### What to do
Output each entry verbatim and exclude every picture from it.

### Provided entries
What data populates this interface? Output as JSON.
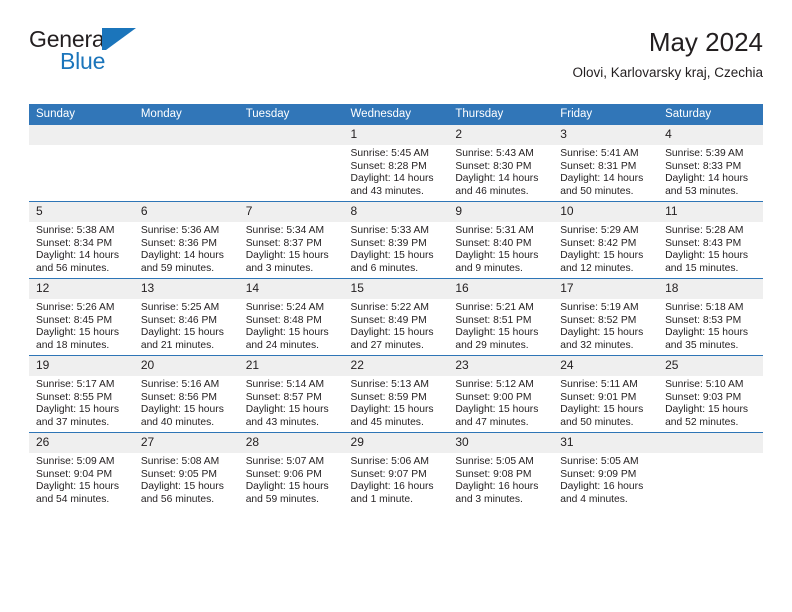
{
  "brand": {
    "name_top": "General",
    "name_bottom": "Blue",
    "logo_color": "#1b75bb",
    "text_color": "#231f20"
  },
  "header": {
    "title": "May 2024",
    "subtitle": "Olovi, Karlovarsky kraj, Czechia"
  },
  "theme": {
    "header_blue": "#3176b8",
    "rule_blue": "#2e75b6",
    "daynum_bg": "#efefef",
    "page_bg": "#ffffff"
  },
  "weekday_headers": [
    "Sunday",
    "Monday",
    "Tuesday",
    "Wednesday",
    "Thursday",
    "Friday",
    "Saturday"
  ],
  "labels": {
    "sunrise": "Sunrise:",
    "sunset": "Sunset:",
    "daylight": "Daylight:"
  },
  "weeks": [
    [
      {
        "day": "",
        "blank": true
      },
      {
        "day": "",
        "blank": true
      },
      {
        "day": "",
        "blank": true
      },
      {
        "day": "1",
        "sunrise": "Sunrise: 5:45 AM",
        "sunset": "Sunset: 8:28 PM",
        "daylight": "Daylight: 14 hours and 43 minutes."
      },
      {
        "day": "2",
        "sunrise": "Sunrise: 5:43 AM",
        "sunset": "Sunset: 8:30 PM",
        "daylight": "Daylight: 14 hours and 46 minutes."
      },
      {
        "day": "3",
        "sunrise": "Sunrise: 5:41 AM",
        "sunset": "Sunset: 8:31 PM",
        "daylight": "Daylight: 14 hours and 50 minutes."
      },
      {
        "day": "4",
        "sunrise": "Sunrise: 5:39 AM",
        "sunset": "Sunset: 8:33 PM",
        "daylight": "Daylight: 14 hours and 53 minutes."
      }
    ],
    [
      {
        "day": "5",
        "sunrise": "Sunrise: 5:38 AM",
        "sunset": "Sunset: 8:34 PM",
        "daylight": "Daylight: 14 hours and 56 minutes."
      },
      {
        "day": "6",
        "sunrise": "Sunrise: 5:36 AM",
        "sunset": "Sunset: 8:36 PM",
        "daylight": "Daylight: 14 hours and 59 minutes."
      },
      {
        "day": "7",
        "sunrise": "Sunrise: 5:34 AM",
        "sunset": "Sunset: 8:37 PM",
        "daylight": "Daylight: 15 hours and 3 minutes."
      },
      {
        "day": "8",
        "sunrise": "Sunrise: 5:33 AM",
        "sunset": "Sunset: 8:39 PM",
        "daylight": "Daylight: 15 hours and 6 minutes."
      },
      {
        "day": "9",
        "sunrise": "Sunrise: 5:31 AM",
        "sunset": "Sunset: 8:40 PM",
        "daylight": "Daylight: 15 hours and 9 minutes."
      },
      {
        "day": "10",
        "sunrise": "Sunrise: 5:29 AM",
        "sunset": "Sunset: 8:42 PM",
        "daylight": "Daylight: 15 hours and 12 minutes."
      },
      {
        "day": "11",
        "sunrise": "Sunrise: 5:28 AM",
        "sunset": "Sunset: 8:43 PM",
        "daylight": "Daylight: 15 hours and 15 minutes."
      }
    ],
    [
      {
        "day": "12",
        "sunrise": "Sunrise: 5:26 AM",
        "sunset": "Sunset: 8:45 PM",
        "daylight": "Daylight: 15 hours and 18 minutes."
      },
      {
        "day": "13",
        "sunrise": "Sunrise: 5:25 AM",
        "sunset": "Sunset: 8:46 PM",
        "daylight": "Daylight: 15 hours and 21 minutes."
      },
      {
        "day": "14",
        "sunrise": "Sunrise: 5:24 AM",
        "sunset": "Sunset: 8:48 PM",
        "daylight": "Daylight: 15 hours and 24 minutes."
      },
      {
        "day": "15",
        "sunrise": "Sunrise: 5:22 AM",
        "sunset": "Sunset: 8:49 PM",
        "daylight": "Daylight: 15 hours and 27 minutes."
      },
      {
        "day": "16",
        "sunrise": "Sunrise: 5:21 AM",
        "sunset": "Sunset: 8:51 PM",
        "daylight": "Daylight: 15 hours and 29 minutes."
      },
      {
        "day": "17",
        "sunrise": "Sunrise: 5:19 AM",
        "sunset": "Sunset: 8:52 PM",
        "daylight": "Daylight: 15 hours and 32 minutes."
      },
      {
        "day": "18",
        "sunrise": "Sunrise: 5:18 AM",
        "sunset": "Sunset: 8:53 PM",
        "daylight": "Daylight: 15 hours and 35 minutes."
      }
    ],
    [
      {
        "day": "19",
        "sunrise": "Sunrise: 5:17 AM",
        "sunset": "Sunset: 8:55 PM",
        "daylight": "Daylight: 15 hours and 37 minutes."
      },
      {
        "day": "20",
        "sunrise": "Sunrise: 5:16 AM",
        "sunset": "Sunset: 8:56 PM",
        "daylight": "Daylight: 15 hours and 40 minutes."
      },
      {
        "day": "21",
        "sunrise": "Sunrise: 5:14 AM",
        "sunset": "Sunset: 8:57 PM",
        "daylight": "Daylight: 15 hours and 43 minutes."
      },
      {
        "day": "22",
        "sunrise": "Sunrise: 5:13 AM",
        "sunset": "Sunset: 8:59 PM",
        "daylight": "Daylight: 15 hours and 45 minutes."
      },
      {
        "day": "23",
        "sunrise": "Sunrise: 5:12 AM",
        "sunset": "Sunset: 9:00 PM",
        "daylight": "Daylight: 15 hours and 47 minutes."
      },
      {
        "day": "24",
        "sunrise": "Sunrise: 5:11 AM",
        "sunset": "Sunset: 9:01 PM",
        "daylight": "Daylight: 15 hours and 50 minutes."
      },
      {
        "day": "25",
        "sunrise": "Sunrise: 5:10 AM",
        "sunset": "Sunset: 9:03 PM",
        "daylight": "Daylight: 15 hours and 52 minutes."
      }
    ],
    [
      {
        "day": "26",
        "sunrise": "Sunrise: 5:09 AM",
        "sunset": "Sunset: 9:04 PM",
        "daylight": "Daylight: 15 hours and 54 minutes."
      },
      {
        "day": "27",
        "sunrise": "Sunrise: 5:08 AM",
        "sunset": "Sunset: 9:05 PM",
        "daylight": "Daylight: 15 hours and 56 minutes."
      },
      {
        "day": "28",
        "sunrise": "Sunrise: 5:07 AM",
        "sunset": "Sunset: 9:06 PM",
        "daylight": "Daylight: 15 hours and 59 minutes."
      },
      {
        "day": "29",
        "sunrise": "Sunrise: 5:06 AM",
        "sunset": "Sunset: 9:07 PM",
        "daylight": "Daylight: 16 hours and 1 minute."
      },
      {
        "day": "30",
        "sunrise": "Sunrise: 5:05 AM",
        "sunset": "Sunset: 9:08 PM",
        "daylight": "Daylight: 16 hours and 3 minutes."
      },
      {
        "day": "31",
        "sunrise": "Sunrise: 5:05 AM",
        "sunset": "Sunset: 9:09 PM",
        "daylight": "Daylight: 16 hours and 4 minutes."
      },
      {
        "day": "",
        "blank": true
      }
    ]
  ]
}
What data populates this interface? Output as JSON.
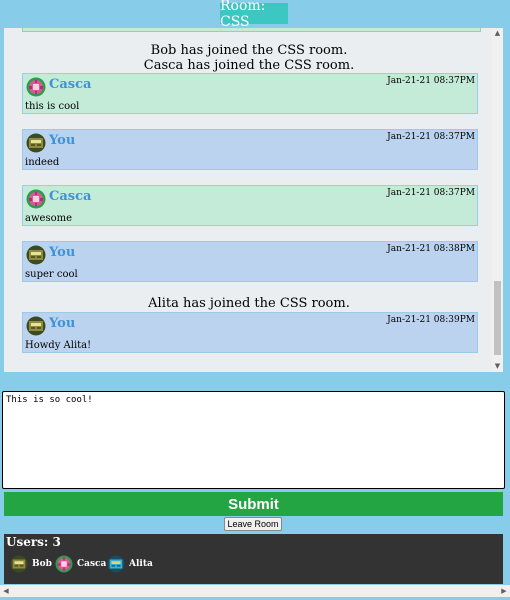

### Expected answer
What data populates this interface? Output as JSON.
{
  "brand": {
    "name_top": "General",
    "name_bottom": "Blue",
    "logo_color": "#1b75bb",
    "text_color": "#231f20"
  },
  "header": {
    "title": "May 2024",
    "subtitle": "Olovi, Karlovarsky kraj, Czechia"
  },
  "theme": {
    "header_blue": "#3176b8",
    "rule_blue": "#2e75b6",
    "daynum_bg": "#efefef",
    "page_bg": "#ffffff"
  },
  "weekday_headers": [
    "Sunday",
    "Monday",
    "Tuesday",
    "Wednesday",
    "Thursday",
    "Friday",
    "Saturday"
  ],
  "labels": {
    "sunrise": "Sunrise:",
    "sunset": "Sunset:",
    "daylight": "Daylight:"
  },
  "weeks": [
    [
      {
        "day": "",
        "blank": true
      },
      {
        "day": "",
        "blank": true
      },
      {
        "day": "",
        "blank": true
      },
      {
        "day": "1",
        "sunrise": "Sunrise: 5:45 AM",
        "sunset": "Sunset: 8:28 PM",
        "daylight": "Daylight: 14 hours and 43 minutes."
      },
      {
        "day": "2",
        "sunrise": "Sunrise: 5:43 AM",
        "sunset": "Sunset: 8:30 PM",
        "daylight": "Daylight: 14 hours and 46 minutes."
      },
      {
        "day": "3",
        "sunrise": "Sunrise: 5:41 AM",
        "sunset": "Sunset: 8:31 PM",
        "daylight": "Daylight: 14 hours and 50 minutes."
      },
      {
        "day": "4",
        "sunrise": "Sunrise: 5:39 AM",
        "sunset": "Sunset: 8:33 PM",
        "daylight": "Daylight: 14 hours and 53 minutes."
      }
    ],
    [
      {
        "day": "5",
        "sunrise": "Sunrise: 5:38 AM",
        "sunset": "Sunset: 8:34 PM",
        "daylight": "Daylight: 14 hours and 56 minutes."
      },
      {
        "day": "6",
        "sunrise": "Sunrise: 5:36 AM",
        "sunset": "Sunset: 8:36 PM",
        "daylight": "Daylight: 14 hours and 59 minutes."
      },
      {
        "day": "7",
        "sunrise": "Sunrise: 5:34 AM",
        "sunset": "Sunset: 8:37 PM",
        "daylight": "Daylight: 15 hours and 3 minutes."
      },
      {
        "day": "8",
        "sunrise": "Sunrise: 5:33 AM",
        "sunset": "Sunset: 8:39 PM",
        "daylight": "Daylight: 15 hours and 6 minutes."
      },
      {
        "day": "9",
        "sunrise": "Sunrise: 5:31 AM",
        "sunset": "Sunset: 8:40 PM",
        "daylight": "Daylight: 15 hours and 9 minutes."
      },
      {
        "day": "10",
        "sunrise": "Sunrise: 5:29 AM",
        "sunset": "Sunset: 8:42 PM",
        "daylight": "Daylight: 15 hours and 12 minutes."
      },
      {
        "day": "11",
        "sunrise": "Sunrise: 5:28 AM",
        "sunset": "Sunset: 8:43 PM",
        "daylight": "Daylight: 15 hours and 15 minutes."
      }
    ],
    [
      {
        "day": "12",
        "sunrise": "Sunrise: 5:26 AM",
        "sunset": "Sunset: 8:45 PM",
        "daylight": "Daylight: 15 hours and 18 minutes."
      },
      {
        "day": "13",
        "sunrise": "Sunrise: 5:25 AM",
        "sunset": "Sunset: 8:46 PM",
        "daylight": "Daylight: 15 hours and 21 minutes."
      },
      {
        "day": "14",
        "sunrise": "Sunrise: 5:24 AM",
        "sunset": "Sunset: 8:48 PM",
        "daylight": "Daylight: 15 hours and 24 minutes."
      },
      {
        "day": "15",
        "sunrise": "Sunrise: 5:22 AM",
        "sunset": "Sunset: 8:49 PM",
        "daylight": "Daylight: 15 hours and 27 minutes."
      },
      {
        "day": "16",
        "sunrise": "Sunrise: 5:21 AM",
        "sunset": "Sunset: 8:51 PM",
        "daylight": "Daylight: 15 hours and 29 minutes."
      },
      {
        "day": "17",
        "sunrise": "Sunrise: 5:19 AM",
        "sunset": "Sunset: 8:52 PM",
        "daylight": "Daylight: 15 hours and 32 minutes."
      },
      {
        "day": "18",
        "sunrise": "Sunrise: 5:18 AM",
        "sunset": "Sunset: 8:53 PM",
        "daylight": "Daylight: 15 hours and 35 minutes."
      }
    ],
    [
      {
        "day": "19",
        "sunrise": "Sunrise: 5:17 AM",
        "sunset": "Sunset: 8:55 PM",
        "daylight": "Daylight: 15 hours and 37 minutes."
      },
      {
        "day": "20",
        "sunrise": "Sunrise: 5:16 AM",
        "sunset": "Sunset: 8:56 PM",
        "daylight": "Daylight: 15 hours and 40 minutes."
      },
      {
        "day": "21",
        "sunrise": "Sunrise: 5:14 AM",
        "sunset": "Sunset: 8:57 PM",
        "daylight": "Daylight: 15 hours and 43 minutes."
      },
      {
        "day": "22",
        "sunrise": "Sunrise: 5:13 AM",
        "sunset": "Sunset: 8:59 PM",
        "daylight": "Daylight: 15 hours and 45 minutes."
      },
      {
        "day": "23",
        "sunrise": "Sunrise: 5:12 AM",
        "sunset": "Sunset: 9:00 PM",
        "daylight": "Daylight: 15 hours and 47 minutes."
      },
      {
        "day": "24",
        "sunrise": "Sunrise: 5:11 AM",
        "sunset": "Sunset: 9:01 PM",
        "daylight": "Daylight: 15 hours and 50 minutes."
      },
      {
        "day": "25",
        "sunrise": "Sunrise: 5:10 AM",
        "sunset": "Sunset: 9:03 PM",
        "daylight": "Daylight: 15 hours and 52 minutes."
      }
    ],
    [
      {
        "day": "26",
        "sunrise": "Sunrise: 5:09 AM",
        "sunset": "Sunset: 9:04 PM",
        "daylight": "Daylight: 15 hours and 54 minutes."
      },
      {
        "day": "27",
        "sunrise": "Sunrise: 5:08 AM",
        "sunset": "Sunset: 9:05 PM",
        "daylight": "Daylight: 15 hours and 56 minutes."
      },
      {
        "day": "28",
        "sunrise": "Sunrise: 5:07 AM",
        "sunset": "Sunset: 9:06 PM",
        "daylight": "Daylight: 15 hours and 59 minutes."
      },
      {
        "day": "29",
        "sunrise": "Sunrise: 5:06 AM",
        "sunset": "Sunset: 9:07 PM",
        "daylight": "Daylight: 16 hours and 1 minute."
      },
      {
        "day": "30",
        "sunrise": "Sunrise: 5:05 AM",
        "sunset": "Sunset: 9:08 PM",
        "daylight": "Daylight: 16 hours and 3 minutes."
      },
      {
        "day": "31",
        "sunrise": "Sunrise: 5:05 AM",
        "sunset": "Sunset: 9:09 PM",
        "daylight": "Daylight: 16 hours and 4 minutes."
      },
      {
        "day": "",
        "blank": true
      }
    ]
  ]
}
What data populates this interface? Output as JSON.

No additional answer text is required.